I’m sorry, but I needed to hear Natalie officially say it after the fact before I officially believed it.
Natalie’s reaction to this breakup post-breakup solidified in my mind that Jeff was nothing more than a rebound. Not to make him worthless because he wasn’t. He was the man that allowed Natalie to open up to the possibility of a relationship, something she wasn’t ready to do back when Will told her how he felt about her. But after she felt like she could move on with someone – someone she thought her late husband would approve of – Natalie has officially gotten to the point where I believe that she’s ready to be with Will.
The ending scene was a little deceiving in a way. While Natalie looked over at Jeff and felt a wave of sadness (as the young, emphatic girl let us know), it wasn’t sadness that she wanted to be with him. It was sadness over the fact that she hurt him. It was sadness over the fact that things didn’t work out because they weren’t meant to.
I believe that Natalie’s relationship with Jeff was meant to serve a purpose. It allowed Natalie to realize that she could move on even after her late husband. It allowed Natalie to realize that it was okay to feel feelings again. It allowed Natalie to really open herself up to the chance of finding love again.
And don’t even kid me, we all know that this is leading to a Natalie and Will romance. The fan-favorite couple haven’t been on the same page, which is why they haven’t taken the leap. When Will was ready, Natalie wasn’t. Now that Natalie is ready, Will is in another relationship. It really shows you the importance of timing in life. But they’ll get there. Eventually. And everything they’ve both gone through will lead them to that moment.
- You know it doesn’t get as crazy as dealing with a patient with a gun up his rectum. It gets even crazier when they’re removing it and it accidentally fires a shot through the patient as the doctors attempt to remove it. Well, Chicago Med certainly knows how to make our jaws drop.
- The Troll has moved from annoying to potentially being a liability. With this camera crew following him around for a video promoting Chicago Med, Stohl actually endangered a patient because he didn’t think it was glamorous enough for the film crew.
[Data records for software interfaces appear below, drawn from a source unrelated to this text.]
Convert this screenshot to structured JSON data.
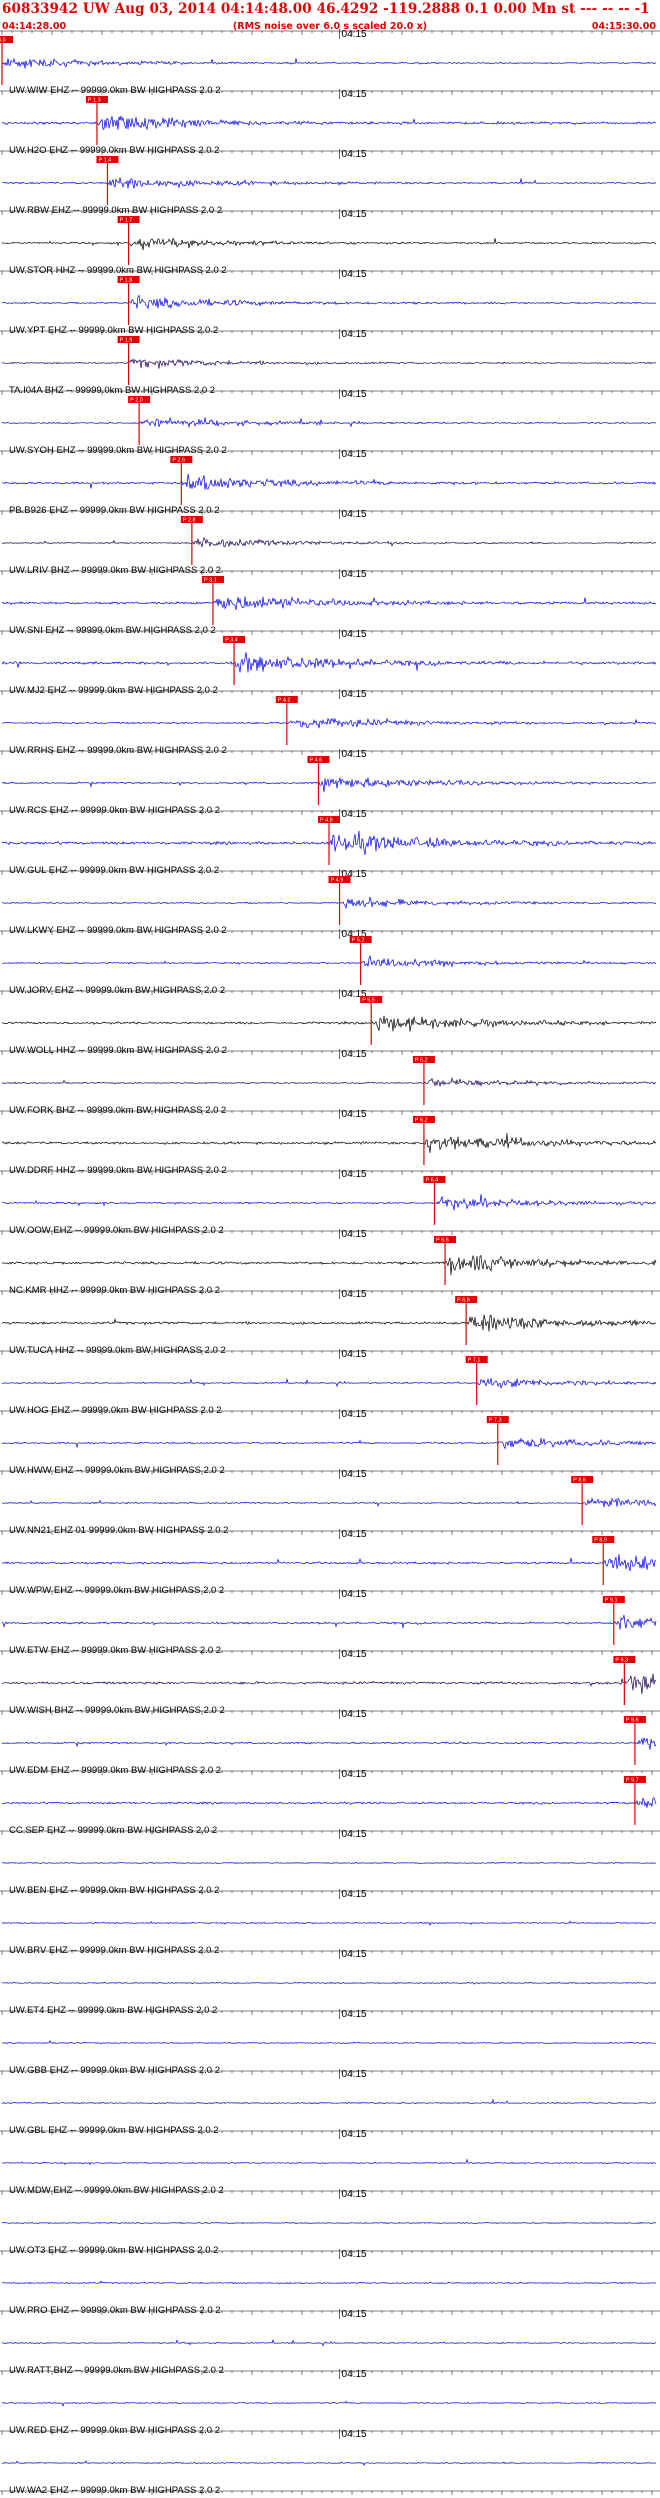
{
  "header": {
    "title": "60833942 UW Aug 03, 2014 04:14:48.00   46.4292 -119.2888  0.1 0.00 Mn st --- -- --  -1",
    "subtitle": "(RMS noise over 6.0 s scaled 20.0 x)",
    "start_time": "04:14:28.00",
    "end_time": "04:15:30.00"
  },
  "colors": {
    "title": "#e00000",
    "pick": "#e00000",
    "trace_blue": "#0000ee",
    "trace_dark": "#1a0050",
    "trace_black": "#000000",
    "grid": "#000000"
  },
  "chart_data": {
    "type": "line",
    "title": "60833942 UW Aug 03, 2014 04:14:48.00   46.4292 -119.2888  0.1 0.00 Mn st --- -- --  -1",
    "x_label_minute": "04:15",
    "x_range": [
      "04:14:28.00",
      "04:15:30.00"
    ],
    "series": [
      {
        "label": "UW.WIW EHZ -- 99999.0km BW  HIGHPASS  2.0  2",
        "color": "blue",
        "pick": "04:14:28",
        "pick_label": "P 0.0",
        "amp": 0.5
      },
      {
        "label": "UW.H2O EHZ -- 99999.0km BW  HIGHPASS  2.0  2",
        "color": "blue",
        "pick": "04:14:37",
        "pick_label": "P 1.3",
        "amp": 0.8
      },
      {
        "label": "UW.RBW EHZ -- 99999.0km BW  HIGHPASS  2.0  2",
        "color": "blue",
        "pick": "04:14:38",
        "pick_label": "P 1.4",
        "amp": 0.6
      },
      {
        "label": "UW.STOR HHZ -- 99999.0km BW  HIGHPASS  2.0  2",
        "color": "black",
        "pick": "04:14:40",
        "pick_label": "P 1.7",
        "amp": 0.55
      },
      {
        "label": "UW.YPT EHZ -- 99999.0km BW  HIGHPASS  2.0  2",
        "color": "blue",
        "pick": "04:14:40",
        "pick_label": "P 1.8",
        "amp": 0.6
      },
      {
        "label": "TA.I04A BHZ -- 99999.0km BW  HIGHPASS  2.0  2",
        "color": "dark",
        "pick": "04:14:40",
        "pick_label": "P 1.9",
        "amp": 0.45
      },
      {
        "label": "UW.SYOH EHZ -- 99999.0km BW  HIGHPASS  2.0  2",
        "color": "blue",
        "pick": "04:14:41",
        "pick_label": "P 2.0",
        "amp": 0.5
      },
      {
        "label": "PB.B926 EHZ -- 99999.0km BW  HIGHPASS  2.0  2",
        "color": "blue",
        "pick": "04:14:45",
        "pick_label": "P 2.6",
        "amp": 0.75
      },
      {
        "label": "UW.LRIV BHZ -- 99999.0km BW  HIGHPASS  2.0  2",
        "color": "dark",
        "pick": "04:14:46",
        "pick_label": "P 2.8",
        "amp": 0.45
      },
      {
        "label": "UW.SNI EHZ -- 99999.0km BW  HIGHPASS  2.0  2",
        "color": "blue",
        "pick": "04:14:48",
        "pick_label": "P 3.1",
        "amp": 0.85
      },
      {
        "label": "UW.MJ2 EHZ -- 99999.0km BW  HIGHPASS  2.0  2",
        "color": "blue",
        "pick": "04:14:50",
        "pick_label": "P 3.4",
        "amp": 0.9
      },
      {
        "label": "UW.RRHS EHZ -- 99999.0km BW  HIGHPASS  2.0  2",
        "color": "blue",
        "pick": "04:14:55",
        "pick_label": "P 4.2",
        "amp": 0.6
      },
      {
        "label": "UW.RCS EHZ -- 99999.0km BW  HIGHPASS  2.0  2",
        "color": "blue",
        "pick": "04:14:58",
        "pick_label": "P 4.6",
        "amp": 0.65
      },
      {
        "label": "UW.GUL EHZ -- 99999.0km BW  HIGHPASS  2.0  2",
        "color": "blue",
        "pick": "04:14:59",
        "pick_label": "P 4.8",
        "amp": 1.0
      },
      {
        "label": "UW.LKWY EHZ -- 99999.0km BW  HIGHPASS  2.0  2",
        "color": "blue",
        "pick": "04:15:00",
        "pick_label": "P 4.9",
        "amp": 0.5
      },
      {
        "label": "UW.JORV EHZ -- 99999.0km BW  HIGHPASS  2.0  2",
        "color": "blue",
        "pick": "04:15:02",
        "pick_label": "P 5.2",
        "amp": 0.5
      },
      {
        "label": "UW.WOLL HHZ -- 99999.0km BW  HIGHPASS  2.0  2",
        "color": "black",
        "pick": "04:15:03",
        "pick_label": "P 5.5",
        "amp": 0.8
      },
      {
        "label": "UW.FORK BHZ -- 99999.0km BW  HIGHPASS  2.0  2",
        "color": "dark",
        "pick": "04:15:08",
        "pick_label": "P 6.2",
        "amp": 0.45
      },
      {
        "label": "UW.DDRF HHZ -- 99999.0km BW  HIGHPASS  2.0  2",
        "color": "black",
        "pick": "04:15:08",
        "pick_label": "P 6.2",
        "amp": 0.9
      },
      {
        "label": "UW.OOW EHZ -- 99999.0km BW  HIGHPASS  2.0  2",
        "color": "blue",
        "pick": "04:15:09",
        "pick_label": "P 6.4",
        "amp": 0.6
      },
      {
        "label": "NC.KMR HHZ -- 99999.0km BW  HIGHPASS  2.0  2",
        "color": "black",
        "pick": "04:15:10",
        "pick_label": "P 6.6",
        "amp": 0.9
      },
      {
        "label": "UW.TUCA HHZ -- 99999.0km BW  HIGHPASS  2.0  2",
        "color": "black",
        "pick": "04:15:12",
        "pick_label": "P 6.8",
        "amp": 0.9
      },
      {
        "label": "UW.HOG EHZ -- 99999.0km BW  HIGHPASS  2.0  2",
        "color": "blue",
        "pick": "04:15:13",
        "pick_label": "P 7.1",
        "amp": 0.5
      },
      {
        "label": "UW.HWW EHZ -- 99999.0km BW  HIGHPASS  2.0  2",
        "color": "blue",
        "pick": "04:15:15",
        "pick_label": "P 7.3",
        "amp": 0.55
      },
      {
        "label": "UW.NN21 EHZ 01 99999.0km BW  HIGHPASS  2.0  2",
        "color": "blue",
        "pick": "04:15:23",
        "pick_label": "P 8.6",
        "amp": 0.5
      },
      {
        "label": "UW.WPW EHZ -- 99999.0km BW  HIGHPASS  2.0  2",
        "color": "blue",
        "pick": "04:15:25",
        "pick_label": "P 8.9",
        "amp": 0.8
      },
      {
        "label": "UW.ETW EHZ -- 99999.0km BW  HIGHPASS  2.0  2",
        "color": "blue",
        "pick": "04:15:26",
        "pick_label": "P 9.1",
        "amp": 0.7
      },
      {
        "label": "UW.WISH BHZ -- 99999.0km BW  HIGHPASS  2.0  2",
        "color": "dark",
        "pick": "04:15:27",
        "pick_label": "P 9.3",
        "amp": 0.9
      },
      {
        "label": "UW.EDM EHZ -- 99999.0km BW  HIGHPASS  2.0  2",
        "color": "blue",
        "pick": "04:15:28",
        "pick_label": "P 9.6",
        "amp": 0.6
      },
      {
        "label": "CC.SEP EHZ -- 99999.0km BW  HIGHPASS  2.0  2",
        "color": "blue",
        "pick": "04:15:28",
        "pick_label": "P 9.7",
        "amp": 0.7
      },
      {
        "label": "UW.BEN EHZ -- 99999.0km BW  HIGHPASS  2.0  2",
        "color": "blue",
        "amp": 0.4
      },
      {
        "label": "UW.BRV EHZ -- 99999.0km BW  HIGHPASS  2.0  2",
        "color": "blue",
        "amp": 0.4
      },
      {
        "label": "UW.ET4 EHZ -- 99999.0km BW  HIGHPASS  2.0  2",
        "color": "blue",
        "amp": 0.4
      },
      {
        "label": "UW.GBB EHZ -- 99999.0km BW  HIGHPASS  2.0  2",
        "color": "blue",
        "amp": 0.4
      },
      {
        "label": "UW.GBL EHZ -- 99999.0km BW  HIGHPASS  2.0  2",
        "color": "blue",
        "amp": 0.45
      },
      {
        "label": "UW.MDW EHZ -- 99999.0km BW  HIGHPASS  2.0  2",
        "color": "blue",
        "amp": 0.4
      },
      {
        "label": "UW.OT3 EHZ -- 99999.0km BW  HIGHPASS  2.0  2",
        "color": "blue",
        "amp": 0.4
      },
      {
        "label": "UW.PRO EHZ -- 99999.0km BW  HIGHPASS  2.0  2",
        "color": "blue",
        "amp": 0.45
      },
      {
        "label": "UW.RATT BHZ -- 99999.0km BW  HIGHPASS  2.0  2",
        "color": "blue",
        "amp": 0.4
      },
      {
        "label": "UW.RED EHZ -- 99999.0km BW  HIGHPASS  2.0  2",
        "color": "blue",
        "amp": 0.4
      },
      {
        "label": "UW.WA2 EHZ -- 99999.0km BW  HIGHPASS  2.0  2",
        "color": "blue",
        "amp": 0.4
      }
    ]
  }
}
Thankfully Dr. Halstead caught the indicators and was able to treat a brain disease that almost went unnoticed.
- This whole storyline with Dr. Latham has seriously captured my heart in a way I never expected. It’s these kind of compelling storylines focused on these characters that make this show worth watching. But they also let you get to know certain characters in a way you never imagined. I’m so thankful for Latham this season.
- How cool that there was a patient who was basically a real life empath?! This young girl could literally feel people’s emotions and pain (not so cool) that were around her. And it was an actual disorder. That was definitely something that had me hooked the entire episode.
- Can we accept that Manning and Clarke are officially over? Because Natalie said it. Again. And she’s obviously more than okay with it. Even though she felt sadness as she looked over at Jeff. Perhaps it was sadness of hurting him the way she did and sadness because things weren’t meant to work out.
Chicago Med airs Thursdays at 8/7c on NBC.